Using the heirlooms

Friends and I recently got to discussing whether we had "heirloom" or "theme" trees. Suze has an heirloom tree, Marsha has both: heirlooms on the main tree and a smaller, ginger-bread themed three upstairs; while my tree does double duty: enough heirloom ornaments to decorate in any one of multiple themes. Part of the joy of any holiday is using those once-a-year pieces we remember from childhood holidays. Even when our friends gently suggest we might want to downsize a few things.

My parents and grandparents are, as they say, no longer with us. Without them, I hold on to their things even harder; I am very much an out-of-sight, out-of-mind person. It gives me great pleasure to regularly use their practical items in my own kitchen. Grandma couldn't understand why I wanted to keep her kitchen canisters — "These are old! You could get new!" — but they remind me of her cakes and cookies, and showing me how to make Springerle. Plus, they are a sleek mid-20th Century design, and have become a great background for so many of the photos on the site.

Grandma's nine

At Christmas, Grandma would put out a big tin of mixed cookies, which I would cheerfully eat my way through (I was the only grandchild). She baked the same cookiesevery year: Aniplätzchen, Ausstecherle, chocolate chip, forgotten cookies, macaroons, S's, Springerle, Spritz, and vanilla wreaths.

Midrange shoot on a kitchen counter of three knives, a small cast-iron pan, a wooden cookie mold, and three canisters in the background.
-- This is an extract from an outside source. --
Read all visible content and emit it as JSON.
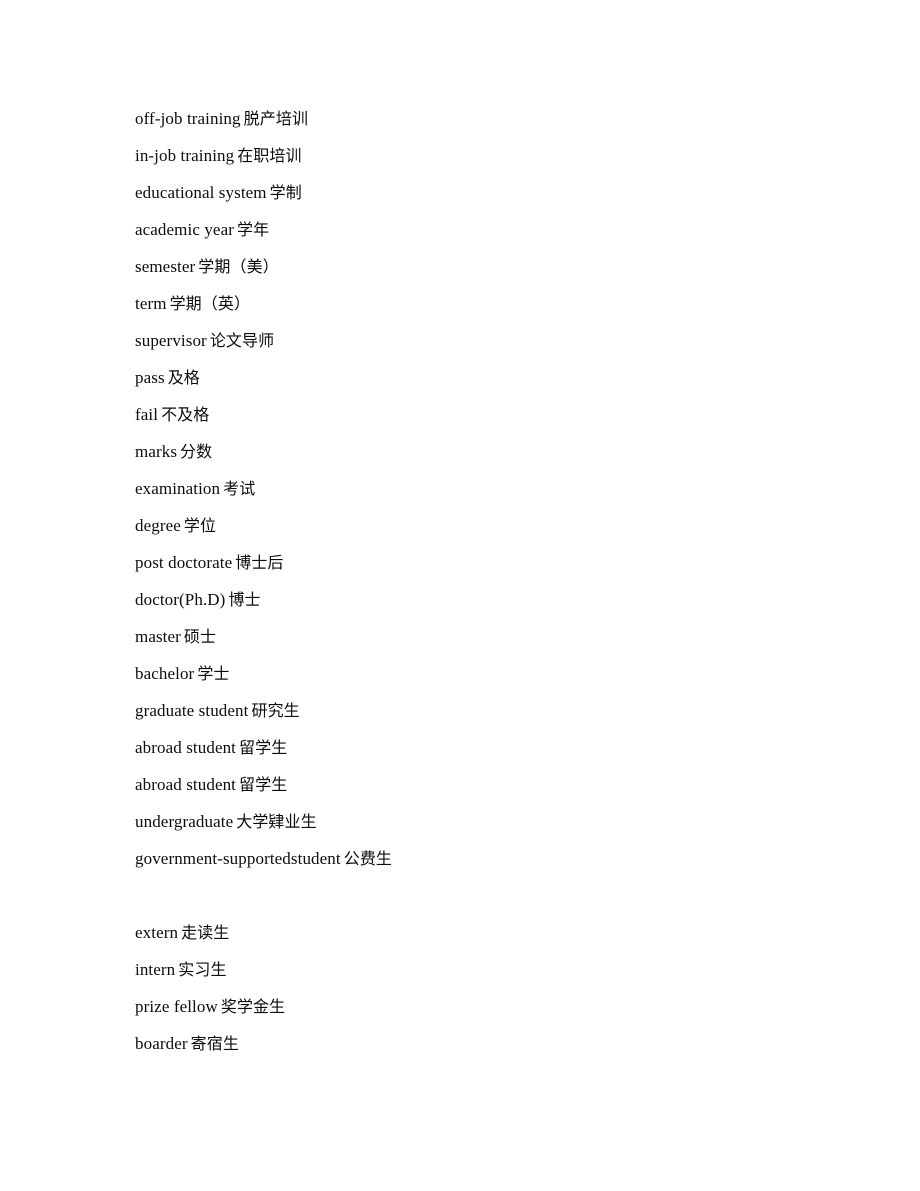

The heirlooms I use every day (except one): my maternal grandmother's kitchen canisters and the "Snacks" tin that holds all purpose flour; my paternal grandmother's cast-iron pan; great-grandmother's Springerle mold; Mom's good paring knives.